--- Data for this exercise Enclosed Below ---

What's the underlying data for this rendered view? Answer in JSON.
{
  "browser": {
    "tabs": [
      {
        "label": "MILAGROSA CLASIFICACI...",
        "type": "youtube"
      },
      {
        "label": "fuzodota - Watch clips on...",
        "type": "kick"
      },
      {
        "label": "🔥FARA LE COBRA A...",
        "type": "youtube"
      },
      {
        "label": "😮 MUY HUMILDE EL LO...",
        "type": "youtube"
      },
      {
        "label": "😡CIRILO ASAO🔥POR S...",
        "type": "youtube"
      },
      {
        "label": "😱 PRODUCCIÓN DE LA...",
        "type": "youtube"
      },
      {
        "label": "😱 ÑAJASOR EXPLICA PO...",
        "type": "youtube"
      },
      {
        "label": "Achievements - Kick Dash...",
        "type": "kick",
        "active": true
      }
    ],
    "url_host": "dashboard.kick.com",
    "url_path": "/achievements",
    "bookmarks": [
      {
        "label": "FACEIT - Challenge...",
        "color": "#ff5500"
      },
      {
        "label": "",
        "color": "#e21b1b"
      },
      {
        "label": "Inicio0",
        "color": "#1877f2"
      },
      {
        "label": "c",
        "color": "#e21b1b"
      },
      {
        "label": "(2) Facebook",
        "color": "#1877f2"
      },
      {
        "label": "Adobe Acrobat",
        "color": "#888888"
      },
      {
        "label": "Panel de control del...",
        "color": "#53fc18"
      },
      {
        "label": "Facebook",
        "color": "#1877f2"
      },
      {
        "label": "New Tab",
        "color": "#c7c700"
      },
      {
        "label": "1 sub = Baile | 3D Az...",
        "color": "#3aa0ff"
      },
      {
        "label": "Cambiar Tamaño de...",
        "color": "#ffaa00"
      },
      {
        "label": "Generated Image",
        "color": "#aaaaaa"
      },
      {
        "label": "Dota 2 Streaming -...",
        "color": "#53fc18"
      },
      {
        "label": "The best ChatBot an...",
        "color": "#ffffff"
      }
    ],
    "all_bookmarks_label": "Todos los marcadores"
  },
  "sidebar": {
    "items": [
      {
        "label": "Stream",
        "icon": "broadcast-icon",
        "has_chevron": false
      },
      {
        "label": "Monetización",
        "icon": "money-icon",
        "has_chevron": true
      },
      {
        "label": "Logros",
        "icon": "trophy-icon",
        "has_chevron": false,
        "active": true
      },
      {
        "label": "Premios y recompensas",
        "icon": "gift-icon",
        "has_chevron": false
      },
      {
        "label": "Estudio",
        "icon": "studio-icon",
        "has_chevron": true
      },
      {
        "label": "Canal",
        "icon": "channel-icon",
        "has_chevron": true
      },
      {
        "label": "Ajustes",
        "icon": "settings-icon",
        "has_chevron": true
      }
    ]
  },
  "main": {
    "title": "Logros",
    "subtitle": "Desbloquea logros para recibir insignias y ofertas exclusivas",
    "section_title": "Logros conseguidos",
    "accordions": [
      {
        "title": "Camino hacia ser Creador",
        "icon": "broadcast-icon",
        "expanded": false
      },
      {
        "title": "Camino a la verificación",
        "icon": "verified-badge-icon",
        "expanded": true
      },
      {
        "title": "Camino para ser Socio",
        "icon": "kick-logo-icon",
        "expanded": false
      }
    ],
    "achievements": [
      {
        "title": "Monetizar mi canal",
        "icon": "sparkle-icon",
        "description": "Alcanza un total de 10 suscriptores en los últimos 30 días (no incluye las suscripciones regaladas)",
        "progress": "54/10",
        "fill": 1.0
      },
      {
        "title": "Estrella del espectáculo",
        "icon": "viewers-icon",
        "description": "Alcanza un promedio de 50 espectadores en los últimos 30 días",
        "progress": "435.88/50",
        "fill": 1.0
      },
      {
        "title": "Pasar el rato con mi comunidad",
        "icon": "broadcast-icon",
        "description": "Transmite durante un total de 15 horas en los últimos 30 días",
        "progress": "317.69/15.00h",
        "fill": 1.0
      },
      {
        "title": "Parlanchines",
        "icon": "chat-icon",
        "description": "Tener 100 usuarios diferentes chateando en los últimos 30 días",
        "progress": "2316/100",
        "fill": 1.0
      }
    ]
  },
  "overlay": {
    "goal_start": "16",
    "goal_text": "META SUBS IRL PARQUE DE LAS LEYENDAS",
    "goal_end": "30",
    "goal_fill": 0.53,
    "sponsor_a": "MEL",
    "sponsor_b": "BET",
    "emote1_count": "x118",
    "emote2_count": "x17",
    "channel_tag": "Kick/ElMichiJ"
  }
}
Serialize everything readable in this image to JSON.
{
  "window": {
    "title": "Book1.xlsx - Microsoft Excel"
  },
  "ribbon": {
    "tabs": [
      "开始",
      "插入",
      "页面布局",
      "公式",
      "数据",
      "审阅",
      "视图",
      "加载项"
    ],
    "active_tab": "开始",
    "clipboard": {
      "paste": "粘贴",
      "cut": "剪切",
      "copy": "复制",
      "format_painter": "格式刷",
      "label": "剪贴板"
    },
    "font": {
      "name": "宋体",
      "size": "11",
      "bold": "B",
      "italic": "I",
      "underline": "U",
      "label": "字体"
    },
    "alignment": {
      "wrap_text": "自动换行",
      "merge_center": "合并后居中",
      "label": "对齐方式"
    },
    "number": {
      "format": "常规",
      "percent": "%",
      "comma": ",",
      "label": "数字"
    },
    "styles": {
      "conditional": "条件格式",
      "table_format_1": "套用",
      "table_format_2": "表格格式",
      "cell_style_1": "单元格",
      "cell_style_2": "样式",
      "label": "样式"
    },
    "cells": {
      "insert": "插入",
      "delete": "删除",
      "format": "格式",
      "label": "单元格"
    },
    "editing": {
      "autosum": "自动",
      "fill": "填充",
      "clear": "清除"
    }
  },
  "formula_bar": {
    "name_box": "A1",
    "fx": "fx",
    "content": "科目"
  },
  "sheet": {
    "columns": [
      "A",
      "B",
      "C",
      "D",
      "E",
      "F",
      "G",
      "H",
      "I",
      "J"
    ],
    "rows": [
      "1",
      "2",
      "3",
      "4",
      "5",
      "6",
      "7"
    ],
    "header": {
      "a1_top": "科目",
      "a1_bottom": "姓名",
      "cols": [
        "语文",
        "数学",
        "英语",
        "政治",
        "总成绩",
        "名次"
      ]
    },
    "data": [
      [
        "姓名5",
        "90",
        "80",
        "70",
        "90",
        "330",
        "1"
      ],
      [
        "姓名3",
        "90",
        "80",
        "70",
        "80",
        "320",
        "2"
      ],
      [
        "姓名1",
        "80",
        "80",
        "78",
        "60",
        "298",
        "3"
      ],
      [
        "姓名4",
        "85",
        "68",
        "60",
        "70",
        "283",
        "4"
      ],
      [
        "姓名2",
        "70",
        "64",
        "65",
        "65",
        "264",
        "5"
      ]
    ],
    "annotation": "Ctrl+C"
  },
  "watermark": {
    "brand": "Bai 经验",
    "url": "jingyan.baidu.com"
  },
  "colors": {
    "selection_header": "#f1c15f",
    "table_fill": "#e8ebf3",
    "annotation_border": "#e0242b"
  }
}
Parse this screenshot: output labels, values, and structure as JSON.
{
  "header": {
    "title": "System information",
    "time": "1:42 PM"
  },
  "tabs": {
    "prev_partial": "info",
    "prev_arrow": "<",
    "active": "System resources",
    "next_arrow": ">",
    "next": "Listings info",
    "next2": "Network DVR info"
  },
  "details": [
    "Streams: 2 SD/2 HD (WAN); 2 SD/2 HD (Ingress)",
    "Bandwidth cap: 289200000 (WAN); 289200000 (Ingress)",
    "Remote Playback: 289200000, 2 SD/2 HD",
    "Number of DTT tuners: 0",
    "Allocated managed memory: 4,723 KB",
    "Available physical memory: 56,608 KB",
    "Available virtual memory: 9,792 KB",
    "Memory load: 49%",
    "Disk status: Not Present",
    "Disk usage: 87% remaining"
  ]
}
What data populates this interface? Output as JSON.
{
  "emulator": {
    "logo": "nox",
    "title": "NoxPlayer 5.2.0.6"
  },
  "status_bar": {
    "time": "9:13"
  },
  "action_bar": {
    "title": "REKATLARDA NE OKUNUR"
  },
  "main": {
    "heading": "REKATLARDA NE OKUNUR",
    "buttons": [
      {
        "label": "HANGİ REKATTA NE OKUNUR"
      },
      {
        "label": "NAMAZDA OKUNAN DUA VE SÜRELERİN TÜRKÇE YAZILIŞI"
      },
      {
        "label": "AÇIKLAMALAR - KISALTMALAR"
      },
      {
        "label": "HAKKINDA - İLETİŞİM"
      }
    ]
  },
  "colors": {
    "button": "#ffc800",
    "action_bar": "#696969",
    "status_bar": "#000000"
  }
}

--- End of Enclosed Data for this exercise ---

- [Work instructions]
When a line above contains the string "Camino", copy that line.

- [Your response]
        "title": "Camino hacia ser Creador",
        "title": "Camino a la verificación",
        "title": "Camino para ser Socio",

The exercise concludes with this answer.